But I'd sure rather have a guy costing me one out on a strikeout (unless, of course, it means side retired) than a guy killing a rally, or at least putting it onto a death watch, by hitting into a double play. Which may explain a little bit, too, about how Trout could have used up 56 less outs to create just one fewer run than Cabrera used up to create just one more run.
10) Trout won the Rookie of the Year unanimously. Jeez Louise, isn't that enough for a 20-year-old rook?
In court, that one might be dismissed as incompetent, irrelevant, and immaterial. The MVP instructions don't say, "Must be 21 or older for admission."
In fact, most of the foregoing arguments I've discussed would be dismissible on at least two if not all three such grounds.
Even up to the day Trout landed that unanimous Rookie of the Year award, I was convinced on all the evidence top to bottom that Trout should have been the MVP. I've since changed my mind.
It wouldn't have been wrong, and it would have been absolutely right, if the award were to be a dead heat. Only Trout's most ignorant loyalists would have called Cabrera unworthy; only Cabrera's most ignorant loyalists would have called Trout unworthy. (It's happened before: Willie Stargell and Keith Hernandez shared the 1979 National League MVP; Denny McLain and Mike Cuellar shared the 1969 American League Cy Young Award.)

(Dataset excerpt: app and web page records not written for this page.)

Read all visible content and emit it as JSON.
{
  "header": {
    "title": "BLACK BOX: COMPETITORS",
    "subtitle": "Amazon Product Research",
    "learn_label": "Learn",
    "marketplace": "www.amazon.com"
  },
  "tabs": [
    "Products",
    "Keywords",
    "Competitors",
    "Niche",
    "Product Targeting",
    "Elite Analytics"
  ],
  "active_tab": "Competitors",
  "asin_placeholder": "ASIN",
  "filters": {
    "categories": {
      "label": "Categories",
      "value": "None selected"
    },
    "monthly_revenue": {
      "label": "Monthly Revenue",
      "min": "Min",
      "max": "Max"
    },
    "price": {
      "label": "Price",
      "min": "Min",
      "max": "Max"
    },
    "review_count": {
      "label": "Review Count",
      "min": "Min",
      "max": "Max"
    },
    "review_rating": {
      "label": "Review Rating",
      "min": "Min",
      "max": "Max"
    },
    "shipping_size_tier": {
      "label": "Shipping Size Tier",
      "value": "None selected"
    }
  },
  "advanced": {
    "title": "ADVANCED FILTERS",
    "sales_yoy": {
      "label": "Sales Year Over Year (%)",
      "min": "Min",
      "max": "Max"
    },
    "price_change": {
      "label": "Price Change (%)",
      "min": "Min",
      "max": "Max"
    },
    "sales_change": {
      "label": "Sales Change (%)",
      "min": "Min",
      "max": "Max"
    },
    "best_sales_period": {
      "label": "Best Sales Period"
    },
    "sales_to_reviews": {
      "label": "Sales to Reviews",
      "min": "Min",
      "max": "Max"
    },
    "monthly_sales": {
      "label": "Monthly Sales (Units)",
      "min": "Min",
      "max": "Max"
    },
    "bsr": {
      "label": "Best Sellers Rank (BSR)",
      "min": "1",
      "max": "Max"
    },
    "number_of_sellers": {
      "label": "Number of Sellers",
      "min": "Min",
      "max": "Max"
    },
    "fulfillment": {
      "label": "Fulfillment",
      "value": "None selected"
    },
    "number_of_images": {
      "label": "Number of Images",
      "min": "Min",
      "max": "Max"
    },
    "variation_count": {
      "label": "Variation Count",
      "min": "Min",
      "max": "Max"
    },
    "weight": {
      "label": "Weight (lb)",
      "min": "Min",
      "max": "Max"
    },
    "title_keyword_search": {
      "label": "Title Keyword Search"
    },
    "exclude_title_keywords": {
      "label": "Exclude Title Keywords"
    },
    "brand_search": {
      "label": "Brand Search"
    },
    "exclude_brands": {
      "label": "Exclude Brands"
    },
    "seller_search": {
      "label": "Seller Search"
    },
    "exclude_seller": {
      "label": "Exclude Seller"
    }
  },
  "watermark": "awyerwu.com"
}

So why didn't anyone think about maybe naming them co-MVPs? They both deserved it. Besides, a co-MVP between Cabrera and Trout would have given us the one thing baseball mavens — traditionalist, sabermetric, otherwise — really adore, more than anything short of baseball games actually being played: More debates, more often, for decades to come. Wild-eyed or otherwise.